TASK TO CARRY OUT:
Scan the entries below for the word "ascii" and copy every line where it turns up.

RECORD EXCERPTS:
#####
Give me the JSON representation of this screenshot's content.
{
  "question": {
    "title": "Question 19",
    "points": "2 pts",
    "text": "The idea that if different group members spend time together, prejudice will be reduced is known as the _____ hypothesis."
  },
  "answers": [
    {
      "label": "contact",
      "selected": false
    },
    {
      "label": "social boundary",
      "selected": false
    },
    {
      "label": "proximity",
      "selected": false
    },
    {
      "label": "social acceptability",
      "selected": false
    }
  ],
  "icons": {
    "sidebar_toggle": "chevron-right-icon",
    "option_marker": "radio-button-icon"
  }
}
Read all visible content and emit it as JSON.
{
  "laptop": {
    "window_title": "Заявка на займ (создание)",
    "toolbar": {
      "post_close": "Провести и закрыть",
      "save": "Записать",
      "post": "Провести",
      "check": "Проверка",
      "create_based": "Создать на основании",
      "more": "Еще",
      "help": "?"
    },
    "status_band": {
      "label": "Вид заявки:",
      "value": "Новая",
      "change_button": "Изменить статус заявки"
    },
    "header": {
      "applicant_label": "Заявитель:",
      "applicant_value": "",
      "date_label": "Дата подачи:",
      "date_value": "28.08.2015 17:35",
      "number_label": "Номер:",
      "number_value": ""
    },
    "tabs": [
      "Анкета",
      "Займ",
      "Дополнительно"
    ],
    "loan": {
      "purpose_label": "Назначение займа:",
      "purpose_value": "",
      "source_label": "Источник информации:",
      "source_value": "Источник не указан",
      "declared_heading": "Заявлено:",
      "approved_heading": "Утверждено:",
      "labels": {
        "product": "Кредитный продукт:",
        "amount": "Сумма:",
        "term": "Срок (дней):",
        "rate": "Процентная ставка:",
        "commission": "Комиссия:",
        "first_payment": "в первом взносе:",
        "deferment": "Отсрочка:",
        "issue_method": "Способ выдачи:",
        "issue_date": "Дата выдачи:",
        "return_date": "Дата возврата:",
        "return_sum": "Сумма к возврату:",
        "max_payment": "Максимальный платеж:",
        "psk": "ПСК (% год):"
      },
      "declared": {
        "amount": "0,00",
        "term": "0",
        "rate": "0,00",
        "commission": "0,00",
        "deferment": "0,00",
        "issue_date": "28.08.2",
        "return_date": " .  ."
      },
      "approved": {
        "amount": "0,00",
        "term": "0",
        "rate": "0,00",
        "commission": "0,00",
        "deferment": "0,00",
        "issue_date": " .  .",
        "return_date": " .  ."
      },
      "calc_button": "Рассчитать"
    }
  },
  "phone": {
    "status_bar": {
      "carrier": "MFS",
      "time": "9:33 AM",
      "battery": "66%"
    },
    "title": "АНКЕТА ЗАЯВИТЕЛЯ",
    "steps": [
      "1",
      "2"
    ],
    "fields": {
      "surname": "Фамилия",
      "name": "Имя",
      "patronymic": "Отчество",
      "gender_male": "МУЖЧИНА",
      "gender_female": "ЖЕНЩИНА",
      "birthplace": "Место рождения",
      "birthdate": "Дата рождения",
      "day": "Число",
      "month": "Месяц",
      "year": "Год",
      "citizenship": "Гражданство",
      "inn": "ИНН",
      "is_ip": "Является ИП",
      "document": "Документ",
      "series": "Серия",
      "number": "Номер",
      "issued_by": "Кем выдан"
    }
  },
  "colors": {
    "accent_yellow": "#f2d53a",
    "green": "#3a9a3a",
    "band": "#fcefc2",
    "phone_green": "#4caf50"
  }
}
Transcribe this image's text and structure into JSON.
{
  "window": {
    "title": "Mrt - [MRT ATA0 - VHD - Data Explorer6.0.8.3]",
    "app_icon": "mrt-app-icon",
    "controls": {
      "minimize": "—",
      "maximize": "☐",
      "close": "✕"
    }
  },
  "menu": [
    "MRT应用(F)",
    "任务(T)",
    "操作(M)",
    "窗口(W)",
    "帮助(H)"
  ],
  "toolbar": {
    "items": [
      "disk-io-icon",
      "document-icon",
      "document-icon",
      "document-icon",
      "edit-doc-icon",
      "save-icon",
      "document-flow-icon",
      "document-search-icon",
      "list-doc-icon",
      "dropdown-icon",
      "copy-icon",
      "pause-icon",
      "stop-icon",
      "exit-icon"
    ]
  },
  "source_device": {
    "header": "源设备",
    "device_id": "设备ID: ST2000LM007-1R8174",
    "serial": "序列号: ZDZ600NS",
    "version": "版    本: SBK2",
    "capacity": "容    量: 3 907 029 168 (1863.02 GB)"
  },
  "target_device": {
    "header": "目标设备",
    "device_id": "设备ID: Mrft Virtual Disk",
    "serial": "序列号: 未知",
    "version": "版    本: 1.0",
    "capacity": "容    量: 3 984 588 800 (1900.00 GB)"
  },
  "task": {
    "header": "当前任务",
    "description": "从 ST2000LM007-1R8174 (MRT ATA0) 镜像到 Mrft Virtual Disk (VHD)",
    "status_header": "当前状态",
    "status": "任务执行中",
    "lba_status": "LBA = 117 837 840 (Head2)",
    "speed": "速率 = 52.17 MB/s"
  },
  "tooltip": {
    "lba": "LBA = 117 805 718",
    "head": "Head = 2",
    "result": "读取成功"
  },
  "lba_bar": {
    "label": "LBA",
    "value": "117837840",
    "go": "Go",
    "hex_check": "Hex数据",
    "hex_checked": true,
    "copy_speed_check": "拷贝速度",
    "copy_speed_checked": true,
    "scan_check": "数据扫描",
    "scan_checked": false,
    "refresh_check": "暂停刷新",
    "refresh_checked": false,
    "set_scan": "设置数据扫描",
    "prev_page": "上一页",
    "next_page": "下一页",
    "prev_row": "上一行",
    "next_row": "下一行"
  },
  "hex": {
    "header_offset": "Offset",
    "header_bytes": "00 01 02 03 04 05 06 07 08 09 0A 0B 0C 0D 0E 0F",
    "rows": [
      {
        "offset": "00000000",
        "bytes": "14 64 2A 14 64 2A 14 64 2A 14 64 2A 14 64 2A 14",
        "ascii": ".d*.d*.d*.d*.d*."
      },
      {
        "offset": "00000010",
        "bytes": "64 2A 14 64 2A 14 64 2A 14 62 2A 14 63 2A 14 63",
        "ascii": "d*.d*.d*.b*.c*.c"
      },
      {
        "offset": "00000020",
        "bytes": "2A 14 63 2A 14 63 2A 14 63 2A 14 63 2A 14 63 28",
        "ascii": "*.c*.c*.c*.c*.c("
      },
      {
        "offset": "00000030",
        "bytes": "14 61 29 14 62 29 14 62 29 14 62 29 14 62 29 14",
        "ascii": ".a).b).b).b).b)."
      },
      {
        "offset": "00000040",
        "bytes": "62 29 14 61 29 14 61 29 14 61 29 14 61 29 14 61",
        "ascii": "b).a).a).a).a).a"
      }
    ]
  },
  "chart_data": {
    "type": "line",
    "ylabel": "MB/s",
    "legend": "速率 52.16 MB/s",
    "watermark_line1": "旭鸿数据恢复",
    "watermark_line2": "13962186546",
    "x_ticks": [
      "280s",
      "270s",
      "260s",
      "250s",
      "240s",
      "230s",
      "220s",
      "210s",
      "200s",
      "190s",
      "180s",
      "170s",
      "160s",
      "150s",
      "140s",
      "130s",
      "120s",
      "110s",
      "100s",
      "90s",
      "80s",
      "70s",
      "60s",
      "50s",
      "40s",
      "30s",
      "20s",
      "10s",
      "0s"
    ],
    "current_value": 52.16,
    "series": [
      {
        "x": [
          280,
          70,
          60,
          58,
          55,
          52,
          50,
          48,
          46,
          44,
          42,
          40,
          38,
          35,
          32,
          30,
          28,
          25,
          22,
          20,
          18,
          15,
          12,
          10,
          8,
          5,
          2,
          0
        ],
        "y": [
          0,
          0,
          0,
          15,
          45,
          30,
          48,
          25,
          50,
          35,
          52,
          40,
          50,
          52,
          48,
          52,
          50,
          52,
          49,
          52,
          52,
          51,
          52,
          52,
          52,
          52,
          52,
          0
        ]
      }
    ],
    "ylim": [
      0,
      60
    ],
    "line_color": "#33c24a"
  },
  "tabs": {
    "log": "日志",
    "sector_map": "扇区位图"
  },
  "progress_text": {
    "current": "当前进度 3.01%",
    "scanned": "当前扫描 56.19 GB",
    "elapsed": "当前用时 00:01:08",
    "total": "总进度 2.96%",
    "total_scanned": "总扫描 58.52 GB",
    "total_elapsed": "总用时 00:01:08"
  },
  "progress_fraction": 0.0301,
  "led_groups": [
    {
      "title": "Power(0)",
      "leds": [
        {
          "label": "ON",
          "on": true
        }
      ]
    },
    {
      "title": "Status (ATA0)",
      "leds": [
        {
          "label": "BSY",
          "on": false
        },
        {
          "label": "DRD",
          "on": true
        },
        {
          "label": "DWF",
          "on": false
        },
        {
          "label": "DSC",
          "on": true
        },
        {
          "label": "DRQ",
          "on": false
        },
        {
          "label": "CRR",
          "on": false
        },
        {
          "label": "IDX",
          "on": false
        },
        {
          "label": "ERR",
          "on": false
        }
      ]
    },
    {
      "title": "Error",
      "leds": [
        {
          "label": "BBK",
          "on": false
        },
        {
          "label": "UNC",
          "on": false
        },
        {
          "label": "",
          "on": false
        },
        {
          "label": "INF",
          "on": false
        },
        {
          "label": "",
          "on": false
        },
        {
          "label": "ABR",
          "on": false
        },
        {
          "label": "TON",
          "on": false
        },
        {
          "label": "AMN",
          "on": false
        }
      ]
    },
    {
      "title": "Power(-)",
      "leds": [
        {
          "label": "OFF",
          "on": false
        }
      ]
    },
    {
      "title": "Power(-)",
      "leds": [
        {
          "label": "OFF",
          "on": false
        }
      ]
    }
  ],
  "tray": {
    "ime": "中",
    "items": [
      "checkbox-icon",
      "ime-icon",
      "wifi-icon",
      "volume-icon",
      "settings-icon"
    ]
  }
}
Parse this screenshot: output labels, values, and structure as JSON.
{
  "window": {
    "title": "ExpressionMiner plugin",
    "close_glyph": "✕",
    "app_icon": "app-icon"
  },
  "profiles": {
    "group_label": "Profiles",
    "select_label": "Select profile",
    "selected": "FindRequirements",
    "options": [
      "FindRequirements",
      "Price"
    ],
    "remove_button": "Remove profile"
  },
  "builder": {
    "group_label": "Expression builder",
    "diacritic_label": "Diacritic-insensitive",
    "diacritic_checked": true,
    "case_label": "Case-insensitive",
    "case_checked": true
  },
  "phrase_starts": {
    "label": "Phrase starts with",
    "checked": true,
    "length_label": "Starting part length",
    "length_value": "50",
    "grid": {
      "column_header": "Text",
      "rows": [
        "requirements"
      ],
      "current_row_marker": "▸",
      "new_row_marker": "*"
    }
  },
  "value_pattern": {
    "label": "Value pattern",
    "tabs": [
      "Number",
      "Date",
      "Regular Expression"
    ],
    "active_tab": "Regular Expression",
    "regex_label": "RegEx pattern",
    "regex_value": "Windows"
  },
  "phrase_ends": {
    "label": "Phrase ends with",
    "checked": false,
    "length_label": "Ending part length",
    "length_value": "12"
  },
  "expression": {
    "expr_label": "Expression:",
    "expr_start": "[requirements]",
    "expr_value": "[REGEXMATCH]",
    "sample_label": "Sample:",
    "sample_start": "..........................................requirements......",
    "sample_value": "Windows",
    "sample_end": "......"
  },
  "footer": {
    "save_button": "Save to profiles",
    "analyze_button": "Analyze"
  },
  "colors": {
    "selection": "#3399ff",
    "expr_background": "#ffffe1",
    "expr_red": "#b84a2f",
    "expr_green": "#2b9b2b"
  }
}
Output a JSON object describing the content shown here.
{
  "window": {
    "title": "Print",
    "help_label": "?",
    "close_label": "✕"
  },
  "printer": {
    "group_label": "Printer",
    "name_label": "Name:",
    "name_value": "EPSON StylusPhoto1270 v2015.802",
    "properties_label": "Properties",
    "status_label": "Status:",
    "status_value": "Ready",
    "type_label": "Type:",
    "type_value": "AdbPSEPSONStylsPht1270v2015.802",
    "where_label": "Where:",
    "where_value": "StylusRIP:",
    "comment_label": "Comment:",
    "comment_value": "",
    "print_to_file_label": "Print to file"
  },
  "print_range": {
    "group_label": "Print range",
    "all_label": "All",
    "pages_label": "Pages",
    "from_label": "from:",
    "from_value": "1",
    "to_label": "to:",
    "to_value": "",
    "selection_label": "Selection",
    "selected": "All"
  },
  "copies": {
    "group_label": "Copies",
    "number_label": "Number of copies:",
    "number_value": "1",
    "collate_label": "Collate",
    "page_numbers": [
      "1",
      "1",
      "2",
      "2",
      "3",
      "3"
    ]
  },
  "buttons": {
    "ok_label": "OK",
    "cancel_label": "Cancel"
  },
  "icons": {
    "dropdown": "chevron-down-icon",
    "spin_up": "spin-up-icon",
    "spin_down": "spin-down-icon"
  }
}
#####
EXERCISE OUTPUT:
        "ascii": ".d*.d*.d*.d*.d*."
        "ascii": "d*.d*.d*.b*.c*.c"
        "ascii": "*.c*.c*.c*.c*.c("
        "ascii": ".a).b).b).b).b)."
        "ascii": "b).a).a).a).a).a"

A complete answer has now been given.